When: April 29-30, 2006 Where: UCLA Campus, Westwood, CA. A circus of literary events that has to be seen to be believed. From the Festival of Books website: Come join us at the 11th Annual Los Angeles Times Festival of Books. Free to the public, it occurs the last weekend in April — Saturday, April 29 10am-6pm and Sunday, April 30 10am-5pm — and offers something for all ages and interests. Every year, it adds up to be America’s largest and grandest literary event. For more information, visit http://www.latimes.com/extras/festivalofbooks/. While attending, there’s a good chance you may find Eldon wandering the grounds of his former college campus, taking in the sights and sounds.

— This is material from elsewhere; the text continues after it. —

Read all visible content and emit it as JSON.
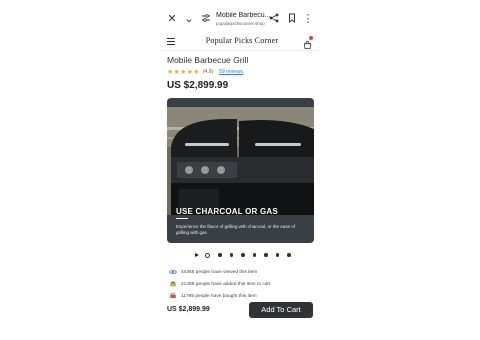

For those who wish to catch him for sure, the good folks at Mysterious Galaxy have made room for Eldon to sign books at their booth on Sunday afternoon:

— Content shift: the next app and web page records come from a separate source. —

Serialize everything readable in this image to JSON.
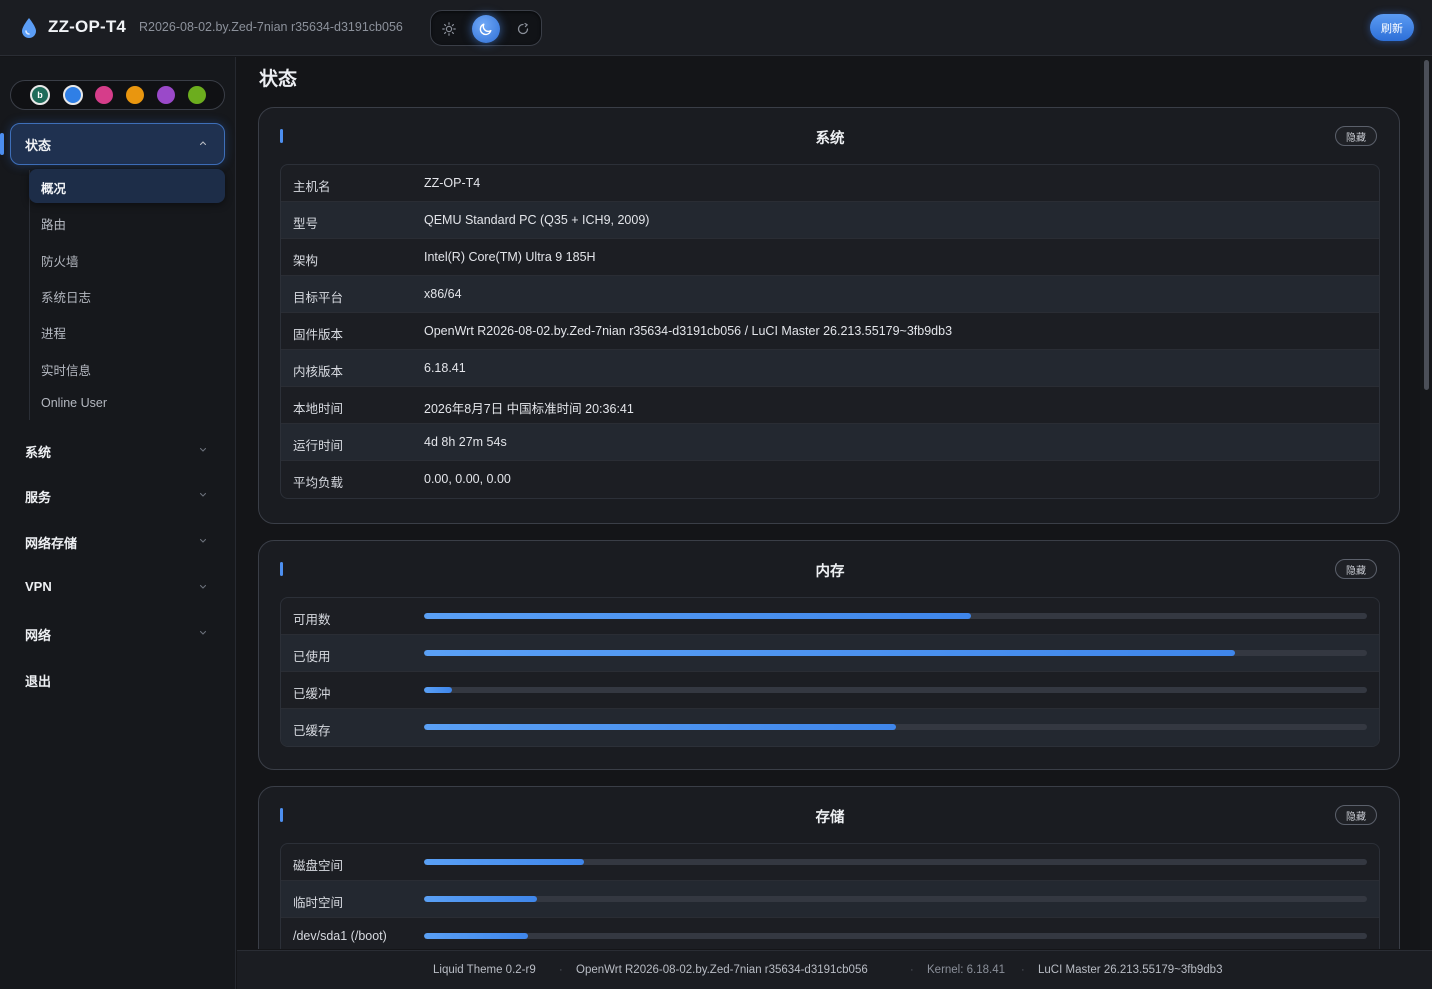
{
  "header": {
    "brand": "ZZ-OP-T4",
    "version": "R2026-08-02.by.Zed-7nian r35634-d3191cb056",
    "refresh_label": "刷新",
    "theme_options": [
      "light",
      "dark",
      "auto"
    ],
    "theme_selected": "dark"
  },
  "sidebar": {
    "swatches": [
      {
        "label": "b",
        "color": "#1f6b5a"
      },
      {
        "color": "#2f7fe6"
      },
      {
        "color": "#d63d8a"
      },
      {
        "color": "#e9960f"
      },
      {
        "color": "#9a49c9"
      },
      {
        "color": "#6cad1e"
      }
    ],
    "active_section": "状态",
    "subitems": [
      "概况",
      "路由",
      "防火墙",
      "系统日志",
      "进程",
      "实时信息",
      "Online User"
    ],
    "active_subitem": "概况",
    "sections": [
      "系统",
      "服务",
      "网络存储",
      "VPN",
      "网络",
      "退出"
    ]
  },
  "main": {
    "page_title": "状态",
    "hide_label": "隐藏",
    "system": {
      "title": "系统",
      "rows": [
        {
          "key": "主机名",
          "value": "ZZ-OP-T4"
        },
        {
          "key": "型号",
          "value": "QEMU Standard PC (Q35 + ICH9, 2009)"
        },
        {
          "key": "架构",
          "value": "Intel(R) Core(TM) Ultra 9 185H"
        },
        {
          "key": "目标平台",
          "value": "x86/64"
        },
        {
          "key": "固件版本",
          "value": "OpenWrt R2026-08-02.by.Zed-7nian r35634-d3191cb056 / LuCI Master 26.213.55179~3fb9db3"
        },
        {
          "key": "内核版本",
          "value": "6.18.41"
        },
        {
          "key": "本地时间",
          "value": "2026年8月7日 中国标准时间 20:36:41"
        },
        {
          "key": "运行时间",
          "value": "4d 8h 27m 54s"
        },
        {
          "key": "平均负载",
          "value": "0.00, 0.00, 0.00"
        }
      ]
    },
    "memory": {
      "title": "内存",
      "rows": [
        {
          "key": "可用数",
          "fraction": 0.58
        },
        {
          "key": "已使用",
          "fraction": 0.86
        },
        {
          "key": "已缓冲",
          "fraction": 0.03
        },
        {
          "key": "已缓存",
          "fraction": 0.5
        }
      ]
    },
    "storage": {
      "title": "存储",
      "rows": [
        {
          "key": "磁盘空间",
          "fraction": 0.17
        },
        {
          "key": "临时空间",
          "fraction": 0.12
        },
        {
          "key": "/dev/sda1 (/boot)",
          "fraction": 0.11
        }
      ]
    }
  },
  "footer": {
    "theme": "Liquid Theme 0.2-r9",
    "firmware": "OpenWrt R2026-08-02.by.Zed-7nian r35634-d3191cb056",
    "kernel": "Kernel: 6.18.41",
    "luci": "LuCI Master 26.213.55179~3fb9db3"
  }
}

2:00 PM
Mysterious Galaxy
Booth # 601
Zone F
Dickson Court North

Eldon had the following to say about his first experience as a professional at the Festival of Books:

"Friends ask me if things seemed any different, going back to UCLA to attend the Festival of Books as a published author—as opposed to being a fan and reader. But why should I feel any different? I’m still a fan and reader, the weather in Los Angeles is still sunny and smoggy, and this event remains one of those that makes me wonder: How can there be this many people in the world?

I won’t say it isn’t odd, however, sitting behind a signing table instead of standing in line in front of it. You’d think that doing so would come with a sense of pride and accomplishment. With me, it only brings a great deal of nervousness. Public attention has always made me uncomfortable, although I do my best to hide it. One of the things I enjoy most about writing is the opportunity to entertain while remaining anonymous. Stepping out from behind the keyboard and into the public light takes a lot of getting used to, whether I do so to sign ten books or a thousand (the latter being hypothetical, of course). I often wonder if other authors feel the same way, or if it’s just me.

In the end, the people make it worthwhile. Patrick, Terry, Elizabeth, and the rest of the Mysterious Galaxy crew are always fun to hang out with, and I thank them (and Maryelizabeth, who had to catch a plane) for having me. Thanks also to Ted, Sandy, Heather, and all of the other readers who stopped by to make sure I wasn’t simply sitting there with a finger up my nose. Strangely enough, the butterflies are usually there only until things get started. Once I start meeting and chatting with folks—all of whom are much more interesting than me—I quickly forget how awkward it feels to be considered an attraction.

Fortunately, at this circus, people were in great supply. Before I knew it, the hour was up, and it was time to do what so many folks in Los Angeles do best: sit in a car on the 405 freeway, while baking in the sun. Yes, all in all, it felt just like old times."